The Making of the St. Vincent
I spend most of my time in the house, where my shop is, hunched over the bench, worried about bumps or awkward curves in my carving, thinking this new batch of varnish really isn't the right color. Sometimes I'm practicing tunes, wondering if I'll ever learn how to play the fiddle.
It's nice to quit for the day, step outside, and see something that just is what it is. Knocks me down a gear or two, and that's a good thing.
Jose Oribe, The Fine Guitar, 1985
I want everyone to know that I am not receiving any money from any of the glue manufacturers that I will talk about in this post. These are the glues I use when I make a classical guitar or on other shop projects.
Here are my go-to glues.
Titebond and Titebond II are PVA glues that I use for glueing the scarf joint on a guitar neck and the heel block to the neck shaft. Titebond sets quickly, has gap filling properties and when I do my part on making a good joint, the glue line is almost invisible. Fish and hide glues tend to absorb the water present in shellac and can become dark making the glue line more pronounced.
I also use Titebond to glue the joints for the tops and backs for the same reason. I don't want the glue line to stand out.
LMI yellow glue is pretty amazing in how quickly it sets, you can mill parts glued with this within 90 minutes after clamping. It dries very hard, almost as hard as hide glue, a big consideration for string instrument makers. It is believed that hard glue joints make the transmission of energy easier and quicker, this helps that instrument sound better.
The only drawback about the LMI glue is if the glue is too cold, it becomes chalky. I have found that if I use this glue when it is below 80 degrees Fahrenheit and 50% humidity, it will leave a white residue in wood pores. That makes for more work especially when using this glue on walnut or East Indian rosewood, I spend more time washing out the glue than working on the guitar.
That said, it is great glue.
I can't say enough good things about fish glue. I usually purchase fish glue from Lee Valley which is a high quality glue that I like very much, however, the smallest bottle is 16oz. in size and it takes me almost two years to use an entire bottle. I bought this small bottle from LMI and wow! this stuff will glue your fingers together!

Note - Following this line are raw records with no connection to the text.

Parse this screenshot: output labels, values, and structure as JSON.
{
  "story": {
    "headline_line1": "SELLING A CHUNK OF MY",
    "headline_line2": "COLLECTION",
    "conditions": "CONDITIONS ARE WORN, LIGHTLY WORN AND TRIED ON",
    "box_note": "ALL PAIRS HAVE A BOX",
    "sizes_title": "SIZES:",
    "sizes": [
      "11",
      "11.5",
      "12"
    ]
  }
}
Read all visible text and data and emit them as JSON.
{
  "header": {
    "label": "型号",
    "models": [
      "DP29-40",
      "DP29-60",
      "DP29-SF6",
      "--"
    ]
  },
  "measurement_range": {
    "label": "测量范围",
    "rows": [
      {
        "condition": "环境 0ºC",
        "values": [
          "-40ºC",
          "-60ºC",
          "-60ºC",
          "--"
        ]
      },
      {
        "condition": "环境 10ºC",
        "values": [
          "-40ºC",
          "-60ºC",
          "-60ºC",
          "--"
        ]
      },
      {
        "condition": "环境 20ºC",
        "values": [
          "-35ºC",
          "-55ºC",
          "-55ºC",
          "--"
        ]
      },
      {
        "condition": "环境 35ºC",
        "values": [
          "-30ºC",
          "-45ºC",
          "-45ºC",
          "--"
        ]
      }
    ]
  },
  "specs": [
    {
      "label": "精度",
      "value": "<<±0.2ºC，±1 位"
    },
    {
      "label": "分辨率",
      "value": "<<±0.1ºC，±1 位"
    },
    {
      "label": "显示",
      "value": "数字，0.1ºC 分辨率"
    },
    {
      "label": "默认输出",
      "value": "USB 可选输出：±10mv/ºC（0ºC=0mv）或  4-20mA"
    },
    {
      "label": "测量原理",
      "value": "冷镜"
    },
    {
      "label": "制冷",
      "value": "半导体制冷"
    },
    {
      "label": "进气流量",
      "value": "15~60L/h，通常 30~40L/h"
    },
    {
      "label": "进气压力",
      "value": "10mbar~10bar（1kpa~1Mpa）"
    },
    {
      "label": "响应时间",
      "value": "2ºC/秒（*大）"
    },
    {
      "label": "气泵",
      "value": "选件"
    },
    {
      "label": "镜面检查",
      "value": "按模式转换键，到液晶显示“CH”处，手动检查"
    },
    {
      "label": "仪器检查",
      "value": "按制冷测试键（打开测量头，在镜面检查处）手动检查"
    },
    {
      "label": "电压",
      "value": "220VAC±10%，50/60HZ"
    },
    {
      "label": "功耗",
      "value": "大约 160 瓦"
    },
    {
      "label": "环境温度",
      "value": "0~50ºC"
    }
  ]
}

I use this high tack glue to glue on binding strips and sometimes, if I am not in a hurry, I use it to glue the braces onto guitar backs.
This is the stuff!
Granular hide glue is simply amazing! It has a much and sometimes more shear strength that "modern" glues and dries glass hard, again, that is better fro energy transference.
I use hide glue where it really matters in guitar making - glueing the braces onto the top and back, the linings to the sides and glueing the back onto the guitar.
Every wood worker should try hide glue at least once on a project. Just make sure you have a heat gun handy to warm up all the parts that will be glue together.
Adhesives are what you make of them, each has their advantages and disadvantages, you need to experiment to find what works best for you and your projects.
Now, turn off your computer and get out into the shop!